WORK TO COMPLETE: Only a number is wanted here, namely how many lines of the data contain the string "quay".

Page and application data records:
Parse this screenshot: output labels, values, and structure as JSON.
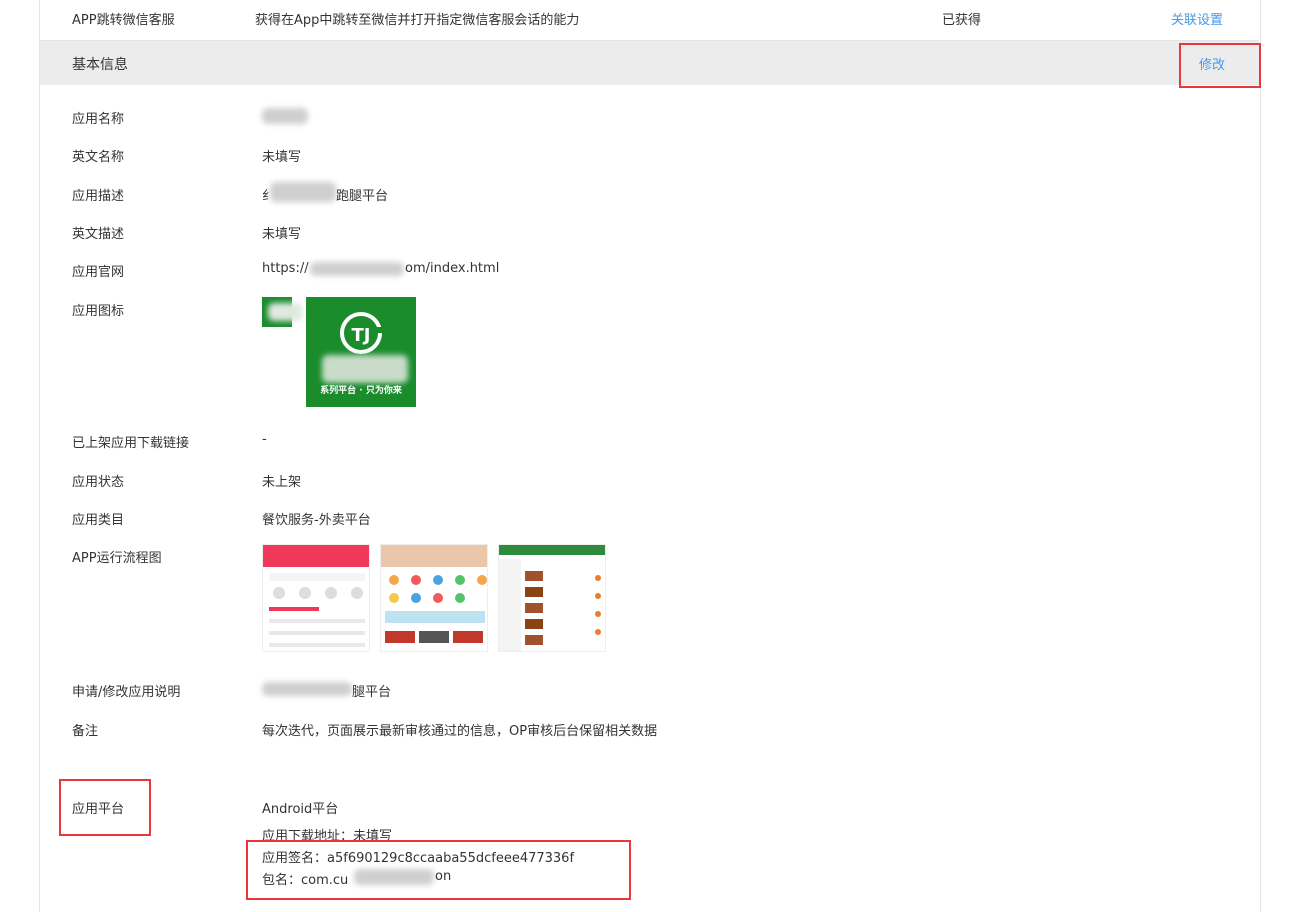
{
  "top_row": {
    "name": "APP跳转微信客服",
    "desc": "获得在App中跳转至微信并打开指定微信客服会话的能力",
    "status": "已获得",
    "action": "关联设置"
  },
  "section": {
    "title": "基本信息",
    "edit_label": "修改"
  },
  "fields": {
    "app_name": {
      "label": "应用名称",
      "value": ""
    },
    "en_name": {
      "label": "英文名称",
      "value": "未填写"
    },
    "app_desc": {
      "label": "应用描述",
      "value_prefix": "纟",
      "value_suffix": "跑腿平台"
    },
    "en_desc": {
      "label": "英文描述",
      "value": "未填写"
    },
    "website": {
      "label": "应用官网",
      "value_prefix": "https://",
      "value_suffix": "om/index.html"
    },
    "icon": {
      "label": "应用图标",
      "icon_text": "系列平台 · 只为你来"
    },
    "download_link": {
      "label": "已上架应用下载链接",
      "value": "-"
    },
    "status": {
      "label": "应用状态",
      "value": "未上架"
    },
    "category": {
      "label": "应用类目",
      "value": "餐饮服务-外卖平台"
    },
    "flow": {
      "label": "APP运行流程图"
    },
    "apply_note": {
      "label": "申请/修改应用说明",
      "value_suffix": "腿平台"
    },
    "remark": {
      "label": "备注",
      "value": "每次迭代，页面展示最新审核通过的信息，OP审核后台保留相关数据"
    },
    "platform": {
      "label": "应用平台",
      "value": "Android平台",
      "download": "应用下载地址：未填写",
      "signature": "应用签名：a5f690129c8ccaaba55dcfeee477336f",
      "package_prefix": "包名：com.cu",
      "package_suffix": "on"
    }
  },
  "colors": {
    "link": "#459ae9",
    "highlight": "#e5393b",
    "header_bg": "#ececec",
    "icon_green": "#1a8c2c"
  }
}
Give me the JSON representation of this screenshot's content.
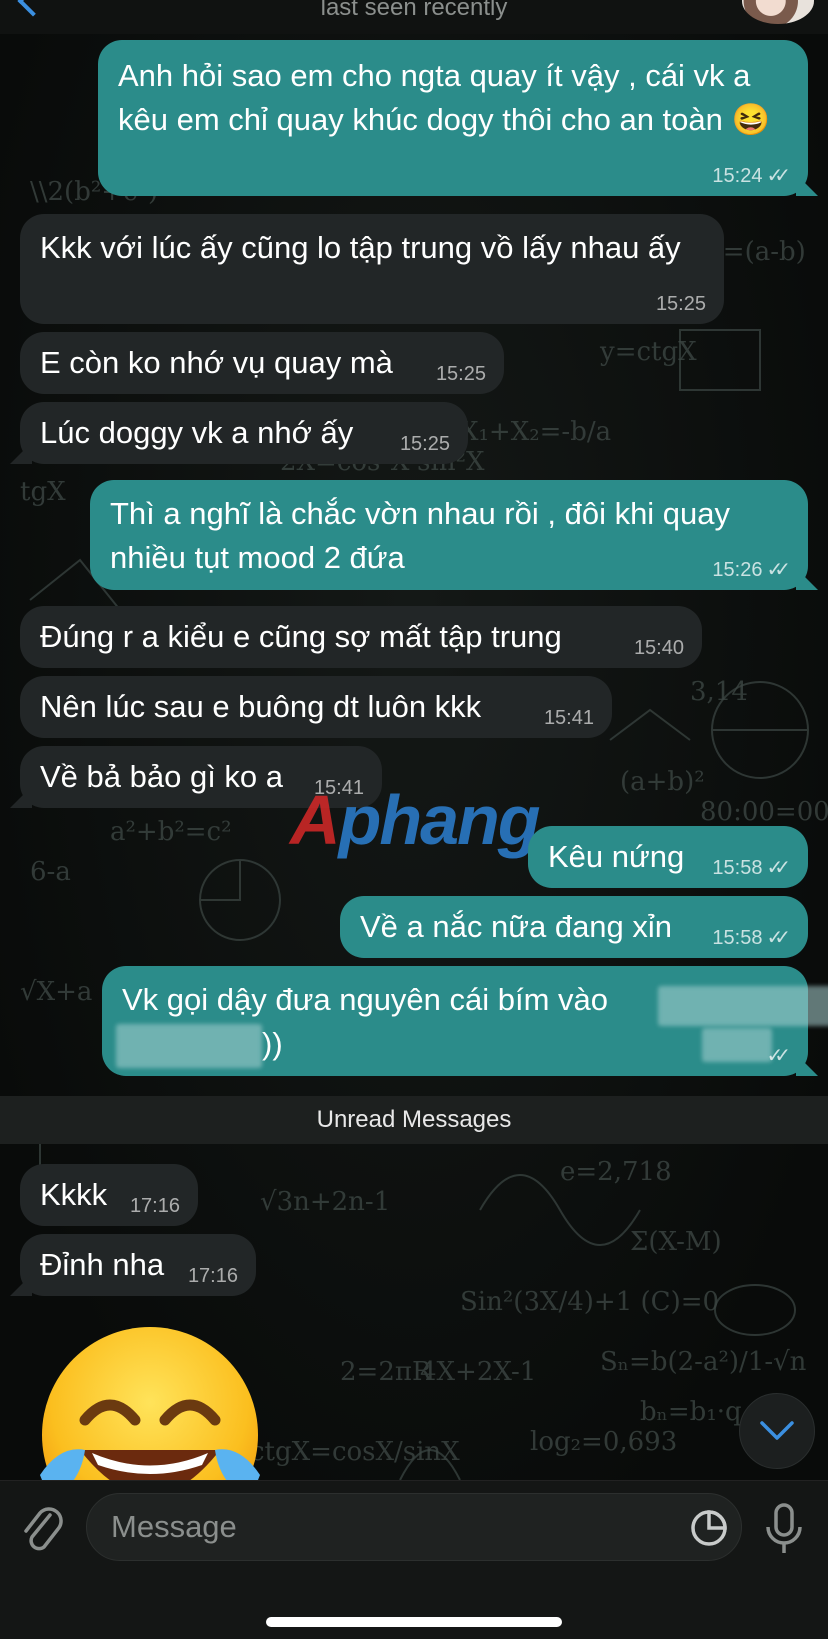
{
  "header": {
    "status": "last seen recently"
  },
  "messages": [
    {
      "id": "m1",
      "dir": "out",
      "text": "Anh hỏi sao em cho ngta quay ít vậy , cái vk a kêu em chỉ quay khúc dogy thôi cho an toàn 😆",
      "time": "15:24",
      "read": true
    },
    {
      "id": "m2",
      "dir": "in",
      "text": "Kkk với lúc ấy cũng lo tập trung vồ lấy nhau ấy",
      "time": "15:25"
    },
    {
      "id": "m3",
      "dir": "in",
      "text": "E còn ko nhớ vụ quay mà",
      "time": "15:25"
    },
    {
      "id": "m4",
      "dir": "in",
      "text": "Lúc doggy vk a nhớ ấy",
      "time": "15:25"
    },
    {
      "id": "m5",
      "dir": "out",
      "text": "Thì a nghĩ là chắc vờn nhau rồi , đôi khi quay nhiều tụt mood 2 đứa",
      "time": "15:26",
      "read": true
    },
    {
      "id": "m6",
      "dir": "in",
      "text": "Đúng r a kiểu e cũng sợ mất tập trung",
      "time": "15:40"
    },
    {
      "id": "m7",
      "dir": "in",
      "text": "Nên lúc sau e buông dt luôn kkk",
      "time": "15:41"
    },
    {
      "id": "m8",
      "dir": "in",
      "text": "Về bả bảo gì ko a",
      "time": "15:41"
    },
    {
      "id": "m9",
      "dir": "out",
      "text": "Kêu nứng",
      "time": "15:58",
      "read": true
    },
    {
      "id": "m10",
      "dir": "out",
      "text": "Về a nắc nữa đang xỉn",
      "time": "15:58",
      "read": true
    },
    {
      "id": "m11",
      "dir": "out",
      "text": "Vk gọi dậy đưa nguyên cái bím vào",
      "text2": "))",
      "time": "",
      "read": true
    },
    {
      "id": "m12",
      "dir": "in",
      "text": "Kkkk",
      "time": "17:16"
    },
    {
      "id": "m13",
      "dir": "in",
      "text": "Đỉnh nha",
      "time": "17:16"
    }
  ],
  "divider": "Unread Messages",
  "watermark": {
    "part1": "A",
    "part2": "phang"
  },
  "sticker": {
    "icon": "tears-of-joy-emoji"
  },
  "input": {
    "placeholder": "Message",
    "icons": [
      "paperclip-icon",
      "sticker-icon",
      "microphone-icon"
    ]
  },
  "colors": {
    "outgoing": "#2b8c8a",
    "incoming": "#222627",
    "accent": "#3b8fe0"
  }
}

EXERCISE SOLUTION: 3